• **ASSIGNMENT**:
Every entry that follows is to be duplicated exactly.

• **EXERCISE MATERIAL**:
● ● ●
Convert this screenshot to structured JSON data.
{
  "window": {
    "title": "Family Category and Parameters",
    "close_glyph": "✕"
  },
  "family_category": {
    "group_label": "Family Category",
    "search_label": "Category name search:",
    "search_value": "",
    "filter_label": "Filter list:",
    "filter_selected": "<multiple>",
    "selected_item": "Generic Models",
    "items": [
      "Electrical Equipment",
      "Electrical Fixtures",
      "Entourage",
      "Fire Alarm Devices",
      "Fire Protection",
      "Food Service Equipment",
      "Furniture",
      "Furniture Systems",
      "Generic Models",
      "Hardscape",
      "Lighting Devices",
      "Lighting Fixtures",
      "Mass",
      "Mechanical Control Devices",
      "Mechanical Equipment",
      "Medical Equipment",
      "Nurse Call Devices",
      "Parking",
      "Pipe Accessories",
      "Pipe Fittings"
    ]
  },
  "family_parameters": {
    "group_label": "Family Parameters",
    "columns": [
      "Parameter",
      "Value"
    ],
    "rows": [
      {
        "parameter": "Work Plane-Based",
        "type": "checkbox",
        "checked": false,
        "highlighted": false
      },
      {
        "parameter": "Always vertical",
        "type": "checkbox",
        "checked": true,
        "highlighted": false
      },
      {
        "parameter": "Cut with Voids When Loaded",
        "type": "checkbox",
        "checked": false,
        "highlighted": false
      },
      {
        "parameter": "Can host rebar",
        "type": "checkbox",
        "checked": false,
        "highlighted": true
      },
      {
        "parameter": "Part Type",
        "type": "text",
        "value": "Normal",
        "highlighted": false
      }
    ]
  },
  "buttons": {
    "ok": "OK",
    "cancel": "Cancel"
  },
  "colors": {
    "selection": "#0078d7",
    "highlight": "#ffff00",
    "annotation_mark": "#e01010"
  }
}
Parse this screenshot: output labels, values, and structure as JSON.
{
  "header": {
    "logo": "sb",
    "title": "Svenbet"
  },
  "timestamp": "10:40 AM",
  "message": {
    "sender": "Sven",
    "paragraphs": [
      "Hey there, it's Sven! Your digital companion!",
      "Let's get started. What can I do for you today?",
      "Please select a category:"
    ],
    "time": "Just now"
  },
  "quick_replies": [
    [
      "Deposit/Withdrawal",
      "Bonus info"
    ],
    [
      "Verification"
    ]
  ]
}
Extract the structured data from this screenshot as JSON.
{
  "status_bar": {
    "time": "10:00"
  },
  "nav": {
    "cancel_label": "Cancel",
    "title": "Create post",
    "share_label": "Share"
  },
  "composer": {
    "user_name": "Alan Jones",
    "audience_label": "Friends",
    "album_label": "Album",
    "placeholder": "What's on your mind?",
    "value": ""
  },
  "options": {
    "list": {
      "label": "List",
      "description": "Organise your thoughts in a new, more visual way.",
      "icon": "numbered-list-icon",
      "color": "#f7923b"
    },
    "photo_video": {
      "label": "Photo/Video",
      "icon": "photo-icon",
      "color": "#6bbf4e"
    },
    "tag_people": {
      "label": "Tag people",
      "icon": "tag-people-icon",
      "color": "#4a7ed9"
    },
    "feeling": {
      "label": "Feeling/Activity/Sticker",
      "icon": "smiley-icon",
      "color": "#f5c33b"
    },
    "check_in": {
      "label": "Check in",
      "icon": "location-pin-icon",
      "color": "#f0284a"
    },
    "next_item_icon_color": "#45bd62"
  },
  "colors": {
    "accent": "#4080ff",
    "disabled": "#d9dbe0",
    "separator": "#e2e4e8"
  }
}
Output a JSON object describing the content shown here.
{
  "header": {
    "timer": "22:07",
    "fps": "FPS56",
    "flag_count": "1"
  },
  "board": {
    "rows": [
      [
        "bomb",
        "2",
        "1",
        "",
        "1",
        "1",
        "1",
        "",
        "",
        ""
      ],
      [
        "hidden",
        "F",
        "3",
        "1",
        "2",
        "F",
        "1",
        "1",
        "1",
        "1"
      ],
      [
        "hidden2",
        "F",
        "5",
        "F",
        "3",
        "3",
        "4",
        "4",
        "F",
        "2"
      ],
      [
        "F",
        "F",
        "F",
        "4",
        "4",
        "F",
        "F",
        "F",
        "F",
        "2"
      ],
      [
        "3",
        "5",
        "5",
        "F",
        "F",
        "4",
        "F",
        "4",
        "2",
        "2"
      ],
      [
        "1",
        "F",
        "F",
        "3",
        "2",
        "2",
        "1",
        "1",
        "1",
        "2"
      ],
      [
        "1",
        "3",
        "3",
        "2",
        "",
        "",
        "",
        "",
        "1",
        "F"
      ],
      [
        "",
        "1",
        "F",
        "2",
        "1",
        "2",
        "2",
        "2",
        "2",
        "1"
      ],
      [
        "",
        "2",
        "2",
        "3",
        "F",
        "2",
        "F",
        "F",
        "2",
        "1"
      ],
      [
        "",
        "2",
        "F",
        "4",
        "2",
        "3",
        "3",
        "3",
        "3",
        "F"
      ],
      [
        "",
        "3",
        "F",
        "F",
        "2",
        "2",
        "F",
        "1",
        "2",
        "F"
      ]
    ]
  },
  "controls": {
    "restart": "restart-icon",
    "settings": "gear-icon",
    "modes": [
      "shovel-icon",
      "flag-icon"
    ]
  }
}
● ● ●
• **ANSWER SECTION**:
Convert this screenshot to structured JSON data.
{
  "window": {
    "title": "Family Category and Parameters",
    "close_glyph": "✕"
  },
  "family_category": {
    "group_label": "Family Category",
    "search_label": "Category name search:",
    "search_value": "",
    "filter_label": "Filter list:",
    "filter_selected": "<multiple>",
    "selected_item": "Generic Models",
    "items": [
      "Electrical Equipment",
      "Electrical Fixtures",
      "Entourage",
      "Fire Alarm Devices",
      "Fire Protection",
      "Food Service Equipment",
      "Furniture",
      "Furniture Systems",
      "Generic Models",
      "Hardscape",
      "Lighting Devices",
      "Lighting Fixtures",
      "Mass",
      "Mechanical Control Devices",
      "Mechanical Equipment",
      "Medical Equipment",
      "Nurse Call Devices",
      "Parking",
      "Pipe Accessories",
      "Pipe Fittings"
    ]
  },
  "family_parameters": {
    "group_label": "Family Parameters",
    "columns": [
      "Parameter",
      "Value"
    ],
    "rows": [
      {
        "parameter": "Work Plane-Based",
        "type": "checkbox",
        "checked": false,
        "highlighted": false
      },
      {
        "parameter": "Always vertical",
        "type": "checkbox",
        "checked": true,
        "highlighted": false
      },
      {
        "parameter": "Cut with Voids When Loaded",
        "type": "checkbox",
        "checked": false,
        "highlighted": false
      },
      {
        "parameter": "Can host rebar",
        "type": "checkbox",
        "checked": false,
        "highlighted": true
      },
      {
        "parameter": "Part Type",
        "type": "text",
        "value": "Normal",
        "highlighted": false
      }
    ]
  },
  "buttons": {
    "ok": "OK",
    "cancel": "Cancel"
  },
  "colors": {
    "selection": "#0078d7",
    "highlight": "#ffff00",
    "annotation_mark": "#e01010"
  }
}
Parse this screenshot: output labels, values, and structure as JSON.
{
  "header": {
    "logo": "sb",
    "title": "Svenbet"
  },
  "timestamp": "10:40 AM",
  "message": {
    "sender": "Sven",
    "paragraphs": [
      "Hey there, it's Sven! Your digital companion!",
      "Let's get started. What can I do for you today?",
      "Please select a category:"
    ],
    "time": "Just now"
  },
  "quick_replies": [
    [
      "Deposit/Withdrawal",
      "Bonus info"
    ],
    [
      "Verification"
    ]
  ]
}
Extract the structured data from this screenshot as JSON.
{
  "status_bar": {
    "time": "10:00"
  },
  "nav": {
    "cancel_label": "Cancel",
    "title": "Create post",
    "share_label": "Share"
  },
  "composer": {
    "user_name": "Alan Jones",
    "audience_label": "Friends",
    "album_label": "Album",
    "placeholder": "What's on your mind?",
    "value": ""
  },
  "options": {
    "list": {
      "label": "List",
      "description": "Organise your thoughts in a new, more visual way.",
      "icon": "numbered-list-icon",
      "color": "#f7923b"
    },
    "photo_video": {
      "label": "Photo/Video",
      "icon": "photo-icon",
      "color": "#6bbf4e"
    },
    "tag_people": {
      "label": "Tag people",
      "icon": "tag-people-icon",
      "color": "#4a7ed9"
    },
    "feeling": {
      "label": "Feeling/Activity/Sticker",
      "icon": "smiley-icon",
      "color": "#f5c33b"
    },
    "check_in": {
      "label": "Check in",
      "icon": "location-pin-icon",
      "color": "#f0284a"
    },
    "next_item_icon_color": "#45bd62"
  },
  "colors": {
    "accent": "#4080ff",
    "disabled": "#d9dbe0",
    "separator": "#e2e4e8"
  }
}
Output a JSON object describing the content shown here.
{
  "header": {
    "timer": "22:07",
    "fps": "FPS56",
    "flag_count": "1"
  },
  "board": {
    "rows": [
      [
        "bomb",
        "2",
        "1",
        "",
        "1",
        "1",
        "1",
        "",
        "",
        ""
      ],
      [
        "hidden",
        "F",
        "3",
        "1",
        "2",
        "F",
        "1",
        "1",
        "1",
        "1"
      ],
      [
        "hidden2",
        "F",
        "5",
        "F",
        "3",
        "3",
        "4",
        "4",
        "F",
        "2"
      ],
      [
        "F",
        "F",
        "F",
        "4",
        "4",
        "F",
        "F",
        "F",
        "F",
        "2"
      ],
      [
        "3",
        "5",
        "5",
        "F",
        "F",
        "4",
        "F",
        "4",
        "2",
        "2"
      ],
      [
        "1",
        "F",
        "F",
        "3",
        "2",
        "2",
        "1",
        "1",
        "1",
        "2"
      ],
      [
        "1",
        "3",
        "3",
        "2",
        "",
        "",
        "",
        "",
        "1",
        "F"
      ],
      [
        "",
        "1",
        "F",
        "2",
        "1",
        "2",
        "2",
        "2",
        "2",
        "1"
      ],
      [
        "",
        "2",
        "2",
        "3",
        "F",
        "2",
        "F",
        "F",
        "2",
        "1"
      ],
      [
        "",
        "2",
        "F",
        "4",
        "2",
        "3",
        "3",
        "3",
        "3",
        "F"
      ],
      [
        "",
        "3",
        "F",
        "F",
        "2",
        "2",
        "F",
        "1",
        "2",
        "F"
      ]
    ]
  },
  "controls": {
    "restart": "restart-icon",
    "settings": "gear-icon",
    "modes": [
      "shovel-icon",
      "flag-icon"
    ]
  }
}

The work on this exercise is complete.